### [TASK DETAILS]
Line by line, copy the entries exactly, excluding the pictures.

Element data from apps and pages
%%
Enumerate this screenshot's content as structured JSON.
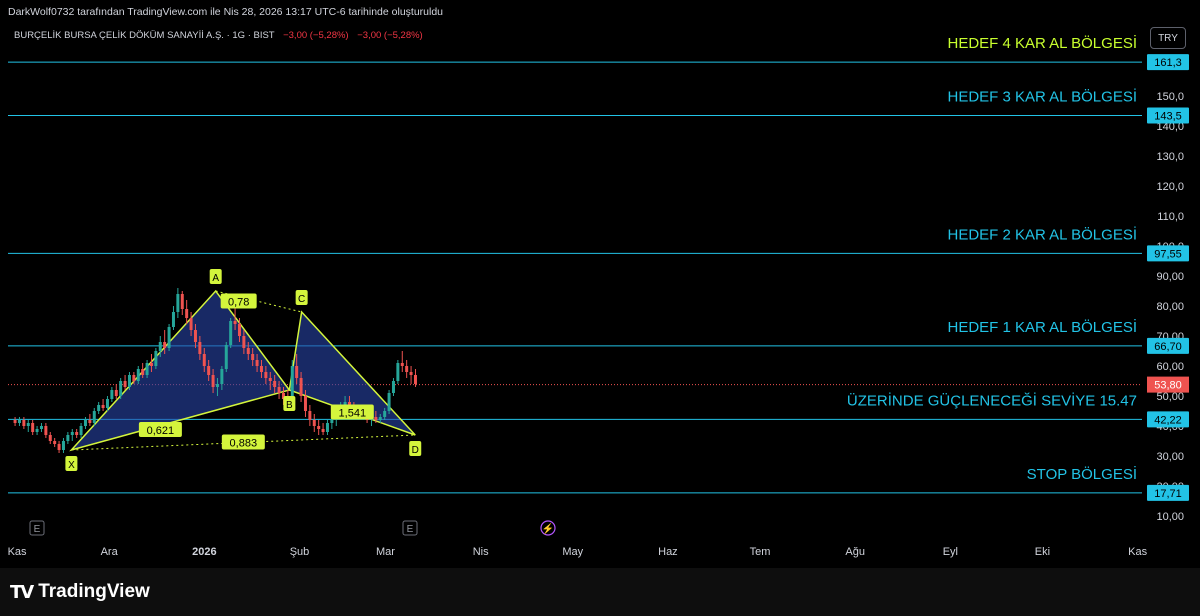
{
  "header": {
    "attribution": "DarkWolf0732 tarafından TradingView.com ile Nis 28, 2026 13:17 UTC-6 tarihinde oluşturuldu"
  },
  "symbol": {
    "name": "BURÇELİK BURSA ÇELİK DÖKÜM SANAYİİ A.Ş. · 1G · BIST",
    "change1": "−3,00 (−5,28%)",
    "change2": "−3,00 (−5,28%)"
  },
  "currency": "TRY",
  "footer": {
    "brand": "TradingView"
  },
  "colors": {
    "bull": "#26a69a",
    "bear": "#ef5350",
    "level": "#22c3e6",
    "pattern": "#d4f53c",
    "fill": "#2845a8"
  },
  "chart_data": {
    "type": "candlestick",
    "y_ticks": [
      "10,00",
      "20,00",
      "30,00",
      "40,00",
      "50,00",
      "60,00",
      "70,00",
      "80,00",
      "90,00",
      "100,0",
      "110,0",
      "120,0",
      "130,0",
      "140,0",
      "150,0"
    ],
    "ylim": [
      5,
      173
    ],
    "x_ticks": [
      "Kas",
      "Ara",
      "2026",
      "Şub",
      "Mar",
      "Nis",
      "May",
      "Haz",
      "Tem",
      "Ağu",
      "Eyl",
      "Eki",
      "Kas"
    ],
    "current_price": {
      "value": 53.8,
      "label": "53,80"
    },
    "levels": [
      {
        "value": 161.3,
        "label": "161,3",
        "text": "HEDEF 4 KAR AL BÖLGESİ",
        "text_color": "#c8ff2e"
      },
      {
        "value": 143.5,
        "label": "143,5",
        "text": "HEDEF 3 KAR AL BÖLGESİ",
        "text_color": "#22c3e6"
      },
      {
        "value": 97.55,
        "label": "97,55",
        "text": "HEDEF 2 KAR AL BÖLGESİ",
        "text_color": "#22c3e6"
      },
      {
        "value": 66.7,
        "label": "66,70",
        "text": "HEDEF 1 KAR AL BÖLGESİ",
        "text_color": "#22c3e6"
      },
      {
        "value": 42.22,
        "label": "42,22",
        "text": "ÜZERİNDE GÜÇLENECEĞİ SEVİYE  15.47",
        "text_color": "#22c3e6"
      },
      {
        "value": 17.71,
        "label": "17,71",
        "text": "STOP BÖLGESİ",
        "text_color": "#22c3e6"
      }
    ],
    "harmonic": {
      "points": [
        {
          "label": "X",
          "date": "2025-11-20",
          "price": 32
        },
        {
          "label": "A",
          "date": "2026-01-06",
          "price": 85
        },
        {
          "label": "B",
          "date": "2026-01-30",
          "price": 52
        },
        {
          "label": "C",
          "date": "2026-02-03",
          "price": 78
        },
        {
          "label": "D",
          "date": "2026-03-12",
          "price": 37
        }
      ],
      "ratios": [
        {
          "label": "0,621"
        },
        {
          "label": "0,78"
        },
        {
          "label": "1,541"
        },
        {
          "label": "0,883"
        }
      ]
    },
    "event_markers": [
      "E",
      "E",
      "⚡"
    ],
    "candles_start": "2025-11-01",
    "candles": [
      [
        42,
        43,
        40,
        41
      ],
      [
        41,
        43,
        40,
        42
      ],
      [
        42,
        43,
        39,
        40
      ],
      [
        40,
        42,
        38,
        41
      ],
      [
        41,
        42,
        37,
        38
      ],
      [
        38,
        40,
        37,
        39
      ],
      [
        39,
        41,
        38,
        40
      ],
      [
        40,
        41,
        36,
        37
      ],
      [
        37,
        38,
        34,
        35
      ],
      [
        35,
        36,
        33,
        34
      ],
      [
        34,
        35,
        31,
        32
      ],
      [
        32,
        36,
        31,
        35
      ],
      [
        35,
        38,
        34,
        37
      ],
      [
        37,
        39,
        35,
        38
      ],
      [
        38,
        39,
        36,
        37
      ],
      [
        37,
        41,
        36,
        40
      ],
      [
        40,
        43,
        39,
        42
      ],
      [
        42,
        44,
        40,
        41
      ],
      [
        41,
        46,
        40,
        45
      ],
      [
        45,
        48,
        44,
        47
      ],
      [
        47,
        49,
        45,
        46
      ],
      [
        46,
        50,
        45,
        49
      ],
      [
        49,
        53,
        48,
        52
      ],
      [
        52,
        54,
        49,
        50
      ],
      [
        50,
        56,
        49,
        55
      ],
      [
        55,
        57,
        52,
        53
      ],
      [
        53,
        58,
        52,
        57
      ],
      [
        57,
        58,
        54,
        55
      ],
      [
        55,
        60,
        54,
        59
      ],
      [
        59,
        61,
        56,
        57
      ],
      [
        57,
        62,
        56,
        61
      ],
      [
        61,
        64,
        58,
        60
      ],
      [
        60,
        66,
        59,
        65
      ],
      [
        65,
        70,
        63,
        68
      ],
      [
        68,
        72,
        64,
        66
      ],
      [
        66,
        74,
        65,
        73
      ],
      [
        73,
        80,
        72,
        78
      ],
      [
        78,
        86,
        76,
        84
      ],
      [
        84,
        85,
        77,
        79
      ],
      [
        79,
        82,
        74,
        76
      ],
      [
        76,
        78,
        70,
        72
      ],
      [
        72,
        74,
        66,
        68
      ],
      [
        68,
        70,
        62,
        64
      ],
      [
        64,
        66,
        58,
        60
      ],
      [
        60,
        62,
        55,
        57
      ],
      [
        57,
        59,
        51,
        53
      ],
      [
        53,
        56,
        50,
        54
      ],
      [
        54,
        60,
        52,
        59
      ],
      [
        59,
        68,
        58,
        67
      ],
      [
        67,
        76,
        66,
        75
      ],
      [
        75,
        80,
        72,
        74
      ],
      [
        74,
        76,
        68,
        70
      ],
      [
        70,
        72,
        64,
        66
      ],
      [
        66,
        68,
        62,
        64
      ],
      [
        64,
        66,
        60,
        62
      ],
      [
        62,
        64,
        58,
        60
      ],
      [
        60,
        62,
        56,
        58
      ],
      [
        58,
        60,
        54,
        56
      ],
      [
        56,
        58,
        52,
        55
      ],
      [
        55,
        57,
        51,
        53
      ],
      [
        53,
        55,
        49,
        51
      ],
      [
        51,
        53,
        47,
        49
      ],
      [
        49,
        52,
        45,
        47
      ],
      [
        47,
        62,
        46,
        60
      ],
      [
        60,
        64,
        54,
        56
      ],
      [
        56,
        58,
        48,
        50
      ],
      [
        50,
        52,
        43,
        45
      ],
      [
        45,
        47,
        40,
        42
      ],
      [
        42,
        44,
        38,
        40
      ],
      [
        40,
        42,
        37,
        39
      ],
      [
        39,
        41,
        37,
        38
      ],
      [
        38,
        42,
        37,
        41
      ],
      [
        41,
        43,
        39,
        42
      ],
      [
        42,
        45,
        40,
        44
      ],
      [
        44,
        48,
        43,
        47
      ],
      [
        47,
        50,
        45,
        48
      ],
      [
        48,
        50,
        45,
        46
      ],
      [
        46,
        48,
        43,
        44
      ],
      [
        44,
        46,
        42,
        45
      ],
      [
        45,
        47,
        43,
        44
      ],
      [
        44,
        46,
        41,
        42
      ],
      [
        42,
        44,
        40,
        43
      ],
      [
        43,
        45,
        41,
        42
      ],
      [
        42,
        44,
        41,
        43
      ],
      [
        43,
        46,
        42,
        45
      ],
      [
        45,
        52,
        44,
        51
      ],
      [
        51,
        56,
        50,
        55
      ],
      [
        55,
        62,
        54,
        61
      ],
      [
        61,
        65,
        58,
        60
      ],
      [
        60,
        62,
        56,
        58
      ],
      [
        58,
        60,
        54,
        57
      ],
      [
        57,
        59,
        53,
        54
      ]
    ]
  }
}
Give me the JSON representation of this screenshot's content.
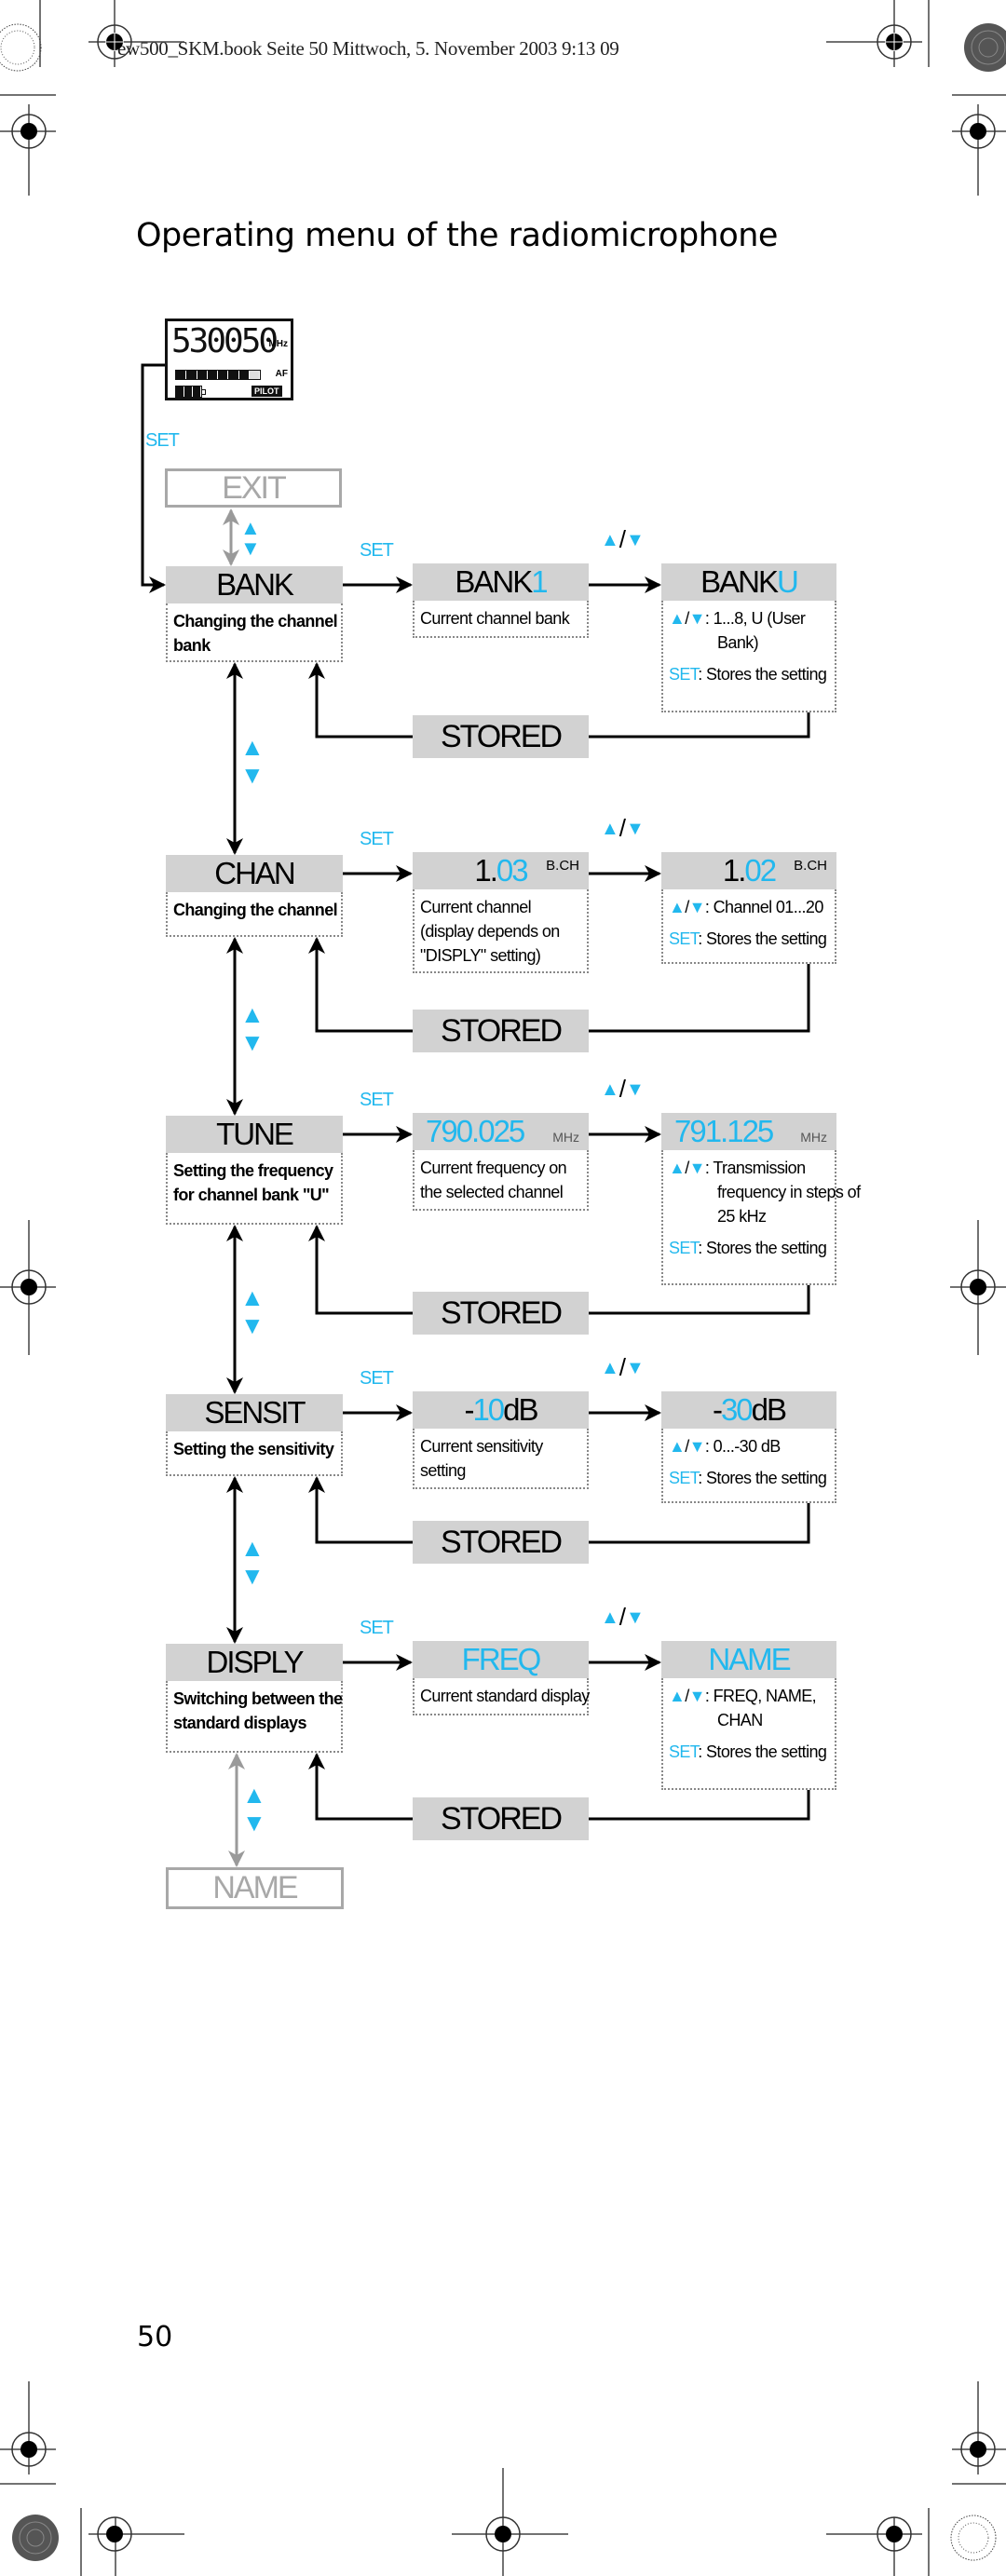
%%
### [ANSWER BOX]
Enumerate this screenshot's content as structured JSON.
{
  "header": {
    "attribution": "DarkWolf0732 tarafından TradingView.com ile Nis 28, 2026 13:17 UTC-6 tarihinde oluşturuldu"
  },
  "symbol": {
    "name": "BURÇELİK BURSA ÇELİK DÖKÜM SANAYİİ A.Ş. · 1G · BIST",
    "change1": "−3,00 (−5,28%)",
    "change2": "−3,00 (−5,28%)"
  },
  "currency": "TRY",
  "footer": {
    "brand": "TradingView"
  },
  "colors": {
    "bull": "#26a69a",
    "bear": "#ef5350",
    "level": "#22c3e6",
    "pattern": "#d4f53c",
    "fill": "#2845a8"
  },
  "chart_data": {
    "type": "candlestick",
    "y_ticks": [
      "10,00",
      "20,00",
      "30,00",
      "40,00",
      "50,00",
      "60,00",
      "70,00",
      "80,00",
      "90,00",
      "100,0",
      "110,0",
      "120,0",
      "130,0",
      "140,0",
      "150,0"
    ],
    "ylim": [
      5,
      173
    ],
    "x_ticks": [
      "Kas",
      "Ara",
      "2026",
      "Şub",
      "Mar",
      "Nis",
      "May",
      "Haz",
      "Tem",
      "Ağu",
      "Eyl",
      "Eki",
      "Kas"
    ],
    "current_price": {
      "value": 53.8,
      "label": "53,80"
    },
    "levels": [
      {
        "value": 161.3,
        "label": "161,3",
        "text": "HEDEF 4 KAR AL BÖLGESİ",
        "text_color": "#c8ff2e"
      },
      {
        "value": 143.5,
        "label": "143,5",
        "text": "HEDEF 3 KAR AL BÖLGESİ",
        "text_color": "#22c3e6"
      },
      {
        "value": 97.55,
        "label": "97,55",
        "text": "HEDEF 2 KAR AL BÖLGESİ",
        "text_color": "#22c3e6"
      },
      {
        "value": 66.7,
        "label": "66,70",
        "text": "HEDEF 1 KAR AL BÖLGESİ",
        "text_color": "#22c3e6"
      },
      {
        "value": 42.22,
        "label": "42,22",
        "text": "ÜZERİNDE GÜÇLENECEĞİ SEVİYE  15.47",
        "text_color": "#22c3e6"
      },
      {
        "value": 17.71,
        "label": "17,71",
        "text": "STOP BÖLGESİ",
        "text_color": "#22c3e6"
      }
    ],
    "harmonic": {
      "points": [
        {
          "label": "X",
          "date": "2025-11-20",
          "price": 32
        },
        {
          "label": "A",
          "date": "2026-01-06",
          "price": 85
        },
        {
          "label": "B",
          "date": "2026-01-30",
          "price": 52
        },
        {
          "label": "C",
          "date": "2026-02-03",
          "price": 78
        },
        {
          "label": "D",
          "date": "2026-03-12",
          "price": 37
        }
      ],
      "ratios": [
        {
          "label": "0,621"
        },
        {
          "label": "0,78"
        },
        {
          "label": "1,541"
        },
        {
          "label": "0,883"
        }
      ]
    },
    "event_markers": [
      "E",
      "E",
      "⚡"
    ],
    "candles_start": "2025-11-01",
    "candles": [
      [
        42,
        43,
        40,
        41
      ],
      [
        41,
        43,
        40,
        42
      ],
      [
        42,
        43,
        39,
        40
      ],
      [
        40,
        42,
        38,
        41
      ],
      [
        41,
        42,
        37,
        38
      ],
      [
        38,
        40,
        37,
        39
      ],
      [
        39,
        41,
        38,
        40
      ],
      [
        40,
        41,
        36,
        37
      ],
      [
        37,
        38,
        34,
        35
      ],
      [
        35,
        36,
        33,
        34
      ],
      [
        34,
        35,
        31,
        32
      ],
      [
        32,
        36,
        31,
        35
      ],
      [
        35,
        38,
        34,
        37
      ],
      [
        37,
        39,
        35,
        38
      ],
      [
        38,
        39,
        36,
        37
      ],
      [
        37,
        41,
        36,
        40
      ],
      [
        40,
        43,
        39,
        42
      ],
      [
        42,
        44,
        40,
        41
      ],
      [
        41,
        46,
        40,
        45
      ],
      [
        45,
        48,
        44,
        47
      ],
      [
        47,
        49,
        45,
        46
      ],
      [
        46,
        50,
        45,
        49
      ],
      [
        49,
        53,
        48,
        52
      ],
      [
        52,
        54,
        49,
        50
      ],
      [
        50,
        56,
        49,
        55
      ],
      [
        55,
        57,
        52,
        53
      ],
      [
        53,
        58,
        52,
        57
      ],
      [
        57,
        58,
        54,
        55
      ],
      [
        55,
        60,
        54,
        59
      ],
      [
        59,
        61,
        56,
        57
      ],
      [
        57,
        62,
        56,
        61
      ],
      [
        61,
        64,
        58,
        60
      ],
      [
        60,
        66,
        59,
        65
      ],
      [
        65,
        70,
        63,
        68
      ],
      [
        68,
        72,
        64,
        66
      ],
      [
        66,
        74,
        65,
        73
      ],
      [
        73,
        80,
        72,
        78
      ],
      [
        78,
        86,
        76,
        84
      ],
      [
        84,
        85,
        77,
        79
      ],
      [
        79,
        82,
        74,
        76
      ],
      [
        76,
        78,
        70,
        72
      ],
      [
        72,
        74,
        66,
        68
      ],
      [
        68,
        70,
        62,
        64
      ],
      [
        64,
        66,
        58,
        60
      ],
      [
        60,
        62,
        55,
        57
      ],
      [
        57,
        59,
        51,
        53
      ],
      [
        53,
        56,
        50,
        54
      ],
      [
        54,
        60,
        52,
        59
      ],
      [
        59,
        68,
        58,
        67
      ],
      [
        67,
        76,
        66,
        75
      ],
      [
        75,
        80,
        72,
        74
      ],
      [
        74,
        76,
        68,
        70
      ],
      [
        70,
        72,
        64,
        66
      ],
      [
        66,
        68,
        62,
        64
      ],
      [
        64,
        66,
        60,
        62
      ],
      [
        62,
        64,
        58,
        60
      ],
      [
        60,
        62,
        56,
        58
      ],
      [
        58,
        60,
        54,
        56
      ],
      [
        56,
        58,
        52,
        55
      ],
      [
        55,
        57,
        51,
        53
      ],
      [
        53,
        55,
        49,
        51
      ],
      [
        51,
        53,
        47,
        49
      ],
      [
        49,
        52,
        45,
        47
      ],
      [
        47,
        62,
        46,
        60
      ],
      [
        60,
        64,
        54,
        56
      ],
      [
        56,
        58,
        48,
        50
      ],
      [
        50,
        52,
        43,
        45
      ],
      [
        45,
        47,
        40,
        42
      ],
      [
        42,
        44,
        38,
        40
      ],
      [
        40,
        42,
        37,
        39
      ],
      [
        39,
        41,
        37,
        38
      ],
      [
        38,
        42,
        37,
        41
      ],
      [
        41,
        43,
        39,
        42
      ],
      [
        42,
        45,
        40,
        44
      ],
      [
        44,
        48,
        43,
        47
      ],
      [
        47,
        50,
        45,
        48
      ],
      [
        48,
        50,
        45,
        46
      ],
      [
        46,
        48,
        43,
        44
      ],
      [
        44,
        46,
        42,
        45
      ],
      [
        45,
        47,
        43,
        44
      ],
      [
        44,
        46,
        41,
        42
      ],
      [
        42,
        44,
        40,
        43
      ],
      [
        43,
        45,
        41,
        42
      ],
      [
        42,
        44,
        41,
        43
      ],
      [
        43,
        46,
        42,
        45
      ],
      [
        45,
        52,
        44,
        51
      ],
      [
        51,
        56,
        50,
        55
      ],
      [
        55,
        62,
        54,
        61
      ],
      [
        61,
        65,
        58,
        60
      ],
      [
        60,
        62,
        56,
        58
      ],
      [
        58,
        60,
        54,
        57
      ],
      [
        57,
        59,
        53,
        54
      ]
    ]
  }
}
Give me the JSON representation of this screenshot's content.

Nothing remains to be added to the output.